Finally, the third successful proposal was led by Benne Holwerda, with the goal of obtaining  more sensitive Spitzer/IRAC observations of bright z~8 galaxies discovered over the BoRG program.    These bright z~8 galaxies were recently the subject of a newly submitted manuscript by Joanna Bridge.   The deeper Spitzer/IRAC observations would allow for a more accurate measurement of the strength in the [OIII] line in these galaxies, while also further confirming the individual sources in the sample as robust z~8 galaxies.   Benne’s proposal is particularly interesting because all of the bright z>~7 [OIII]-emitters identified by Guido Roberts Borsani have been found to show Lyman-alpha in emission (see here and here), motivating spectroscopic follow-up of the sample as well.   Benne Holwerda had worked as a postdoctoral fellow on my team in Leiden, but has now moved onto an associate professor position at the University of Louisville.

Amazing News Coverage of Discovered z=9.11 Galaxy

A good bit of my time this week was spent speaking to really intelligent and enthusiastic science writers about the new ALMA result in Nature, May 16, 2018, spectroscopically confirming the Zheng et al. 2012 MACS1149-JD  galaxy to lie at z=9.11.   While the true credit for this discovery deservedly goes to the scientists leading this letter to Nature, Takuyo Hashimoto and Nicolas Laporte, I was grateful to have had the opportunity to provide my own perspective on this discovery thanks to the News & Views article I wrote for Nature and as a result of 4 interviews I did with science writers on this result.

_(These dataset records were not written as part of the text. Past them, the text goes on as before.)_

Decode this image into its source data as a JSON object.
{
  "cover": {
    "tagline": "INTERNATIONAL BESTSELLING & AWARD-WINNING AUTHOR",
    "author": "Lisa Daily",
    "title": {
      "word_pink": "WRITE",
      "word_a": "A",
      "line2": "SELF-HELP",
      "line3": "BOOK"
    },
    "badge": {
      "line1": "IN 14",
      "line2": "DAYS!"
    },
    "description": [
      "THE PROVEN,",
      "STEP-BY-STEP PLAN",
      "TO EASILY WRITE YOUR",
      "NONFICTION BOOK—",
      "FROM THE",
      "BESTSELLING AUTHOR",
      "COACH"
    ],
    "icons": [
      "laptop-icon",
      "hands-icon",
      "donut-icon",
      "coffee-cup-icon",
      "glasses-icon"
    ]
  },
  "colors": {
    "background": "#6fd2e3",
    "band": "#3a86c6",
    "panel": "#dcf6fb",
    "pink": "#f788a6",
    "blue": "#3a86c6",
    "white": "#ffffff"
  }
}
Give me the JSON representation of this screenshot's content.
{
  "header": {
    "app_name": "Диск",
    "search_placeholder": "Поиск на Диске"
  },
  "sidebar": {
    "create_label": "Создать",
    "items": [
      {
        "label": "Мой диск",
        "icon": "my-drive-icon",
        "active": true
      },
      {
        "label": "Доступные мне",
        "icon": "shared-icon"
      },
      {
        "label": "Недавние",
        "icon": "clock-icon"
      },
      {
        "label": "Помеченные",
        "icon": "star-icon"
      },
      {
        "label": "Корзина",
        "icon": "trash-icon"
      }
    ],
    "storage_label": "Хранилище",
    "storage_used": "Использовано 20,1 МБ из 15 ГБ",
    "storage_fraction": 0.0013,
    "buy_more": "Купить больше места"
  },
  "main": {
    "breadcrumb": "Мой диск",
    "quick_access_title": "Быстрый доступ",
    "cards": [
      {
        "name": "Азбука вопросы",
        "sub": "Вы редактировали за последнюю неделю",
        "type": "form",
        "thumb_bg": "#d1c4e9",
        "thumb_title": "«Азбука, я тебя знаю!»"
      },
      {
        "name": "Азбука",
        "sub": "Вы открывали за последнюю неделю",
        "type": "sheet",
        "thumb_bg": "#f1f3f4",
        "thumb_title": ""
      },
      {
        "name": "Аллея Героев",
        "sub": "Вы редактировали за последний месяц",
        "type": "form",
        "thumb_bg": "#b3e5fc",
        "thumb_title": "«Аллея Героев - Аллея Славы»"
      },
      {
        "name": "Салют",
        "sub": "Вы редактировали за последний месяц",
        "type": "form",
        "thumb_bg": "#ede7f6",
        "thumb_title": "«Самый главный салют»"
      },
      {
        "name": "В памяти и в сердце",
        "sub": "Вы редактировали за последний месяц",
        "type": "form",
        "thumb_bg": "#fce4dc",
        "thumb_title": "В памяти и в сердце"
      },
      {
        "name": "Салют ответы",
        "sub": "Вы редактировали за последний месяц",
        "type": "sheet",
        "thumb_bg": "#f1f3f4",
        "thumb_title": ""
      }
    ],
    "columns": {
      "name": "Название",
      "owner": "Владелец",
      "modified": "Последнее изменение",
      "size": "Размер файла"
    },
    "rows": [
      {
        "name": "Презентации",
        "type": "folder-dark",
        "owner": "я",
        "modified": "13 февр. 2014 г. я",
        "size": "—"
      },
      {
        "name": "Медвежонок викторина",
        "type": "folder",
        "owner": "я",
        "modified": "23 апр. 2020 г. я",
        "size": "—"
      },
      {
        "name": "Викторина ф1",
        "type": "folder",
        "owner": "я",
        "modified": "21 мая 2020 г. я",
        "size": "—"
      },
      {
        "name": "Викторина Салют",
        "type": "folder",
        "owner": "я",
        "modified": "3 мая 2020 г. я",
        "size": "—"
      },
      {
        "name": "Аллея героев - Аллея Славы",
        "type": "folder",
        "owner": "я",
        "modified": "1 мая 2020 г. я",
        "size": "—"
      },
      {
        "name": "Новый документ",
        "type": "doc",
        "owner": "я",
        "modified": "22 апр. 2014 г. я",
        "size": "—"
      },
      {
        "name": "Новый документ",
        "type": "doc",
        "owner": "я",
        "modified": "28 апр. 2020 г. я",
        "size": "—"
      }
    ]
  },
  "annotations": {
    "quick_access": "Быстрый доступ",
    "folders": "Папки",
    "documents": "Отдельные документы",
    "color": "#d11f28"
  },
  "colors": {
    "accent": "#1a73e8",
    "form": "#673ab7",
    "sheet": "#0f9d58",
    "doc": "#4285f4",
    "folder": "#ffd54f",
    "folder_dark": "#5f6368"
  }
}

Below are some links to some excellent write-ups on the result (where I also provided feedback to the write up by interviews I did with the writers):

Sky & Telescope, Shannon Hall

Space.com article Chelsea Gold

Cosmosmagazine.com, Rick Lovett